The Biden administration’s proposal for a minimum staffing standard in nursing homes has stirred a contentious debate within the industry. If implemented, the rule would establish federal standards for nursing home staffing, mandating a registered nurse on-site at all times and setting explicit levels for RN and nurse aide staffing. However, the proposal has faced criticism from both industry stakeholders and advocates, each presenting different perspectives on the issue. Industry representatives argue that the staffing requirements constitute an “unfunded mandate” that could force nursing homes to shut down, pointing to narrow profit margins and broader workforce challenges. On the other hand, advocates contend that the standards are too weak to adequately protect residents and that nursing homes have the financial means to meet staffing requirements but may be concealing funds through complex ownership structures.

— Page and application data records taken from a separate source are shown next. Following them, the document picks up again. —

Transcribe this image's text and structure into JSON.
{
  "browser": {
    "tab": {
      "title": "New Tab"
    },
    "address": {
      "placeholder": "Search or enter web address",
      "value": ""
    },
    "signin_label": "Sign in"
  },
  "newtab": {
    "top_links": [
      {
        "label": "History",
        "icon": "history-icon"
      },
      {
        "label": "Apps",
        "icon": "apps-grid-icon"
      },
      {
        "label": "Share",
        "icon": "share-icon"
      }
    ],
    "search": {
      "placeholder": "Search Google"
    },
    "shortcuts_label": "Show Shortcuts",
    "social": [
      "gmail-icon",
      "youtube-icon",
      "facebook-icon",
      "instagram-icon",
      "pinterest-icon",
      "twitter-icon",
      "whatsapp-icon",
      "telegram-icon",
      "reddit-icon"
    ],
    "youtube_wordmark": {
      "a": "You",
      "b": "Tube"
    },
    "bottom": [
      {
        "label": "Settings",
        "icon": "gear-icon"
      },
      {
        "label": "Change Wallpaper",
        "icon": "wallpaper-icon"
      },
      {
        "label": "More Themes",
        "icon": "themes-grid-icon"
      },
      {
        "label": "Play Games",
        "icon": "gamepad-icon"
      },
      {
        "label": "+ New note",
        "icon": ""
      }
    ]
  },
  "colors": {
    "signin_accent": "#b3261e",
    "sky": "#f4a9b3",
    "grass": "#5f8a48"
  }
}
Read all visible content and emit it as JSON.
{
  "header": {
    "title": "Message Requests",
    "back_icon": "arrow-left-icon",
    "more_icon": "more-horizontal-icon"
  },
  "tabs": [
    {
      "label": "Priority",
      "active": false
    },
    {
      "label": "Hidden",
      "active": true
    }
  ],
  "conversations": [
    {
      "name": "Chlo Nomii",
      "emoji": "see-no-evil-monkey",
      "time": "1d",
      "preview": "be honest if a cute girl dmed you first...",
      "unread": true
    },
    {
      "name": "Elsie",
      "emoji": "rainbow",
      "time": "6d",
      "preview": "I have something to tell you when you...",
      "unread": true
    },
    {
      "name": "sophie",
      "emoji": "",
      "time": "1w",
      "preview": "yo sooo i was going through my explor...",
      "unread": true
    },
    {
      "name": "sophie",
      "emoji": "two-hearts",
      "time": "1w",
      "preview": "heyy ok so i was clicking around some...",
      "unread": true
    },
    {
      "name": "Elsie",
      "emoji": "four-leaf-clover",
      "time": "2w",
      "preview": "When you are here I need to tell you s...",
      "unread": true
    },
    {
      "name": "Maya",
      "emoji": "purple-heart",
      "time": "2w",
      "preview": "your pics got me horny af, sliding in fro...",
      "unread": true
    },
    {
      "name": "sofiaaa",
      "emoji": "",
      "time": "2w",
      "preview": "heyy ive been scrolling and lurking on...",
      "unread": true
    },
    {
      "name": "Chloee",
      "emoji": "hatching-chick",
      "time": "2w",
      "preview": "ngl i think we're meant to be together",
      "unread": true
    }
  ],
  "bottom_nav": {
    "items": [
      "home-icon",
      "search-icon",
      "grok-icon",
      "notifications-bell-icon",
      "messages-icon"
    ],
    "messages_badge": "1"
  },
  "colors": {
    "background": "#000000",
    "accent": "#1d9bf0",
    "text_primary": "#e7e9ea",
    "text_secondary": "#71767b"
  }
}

The proposed rule acknowledges challenges faced by the industry, especially in rural areas, offering additional time for compliance and exemptions for facilities dealing with tight labor markets. While not perfect, the rule aims to address longstanding issues related to staffing levels in nursing homes. However, the lack of agreement between industry leaders and advocates underscores the need for increased transparency and accountability in nursing home finances and operations. The Biden administration has taken steps to improve ownership transparency, but better financial data and ownership information are necessary to inform regulators and policymakers in their efforts to implement meaningful staffing standards and improve the overall quality of care in nursing homes.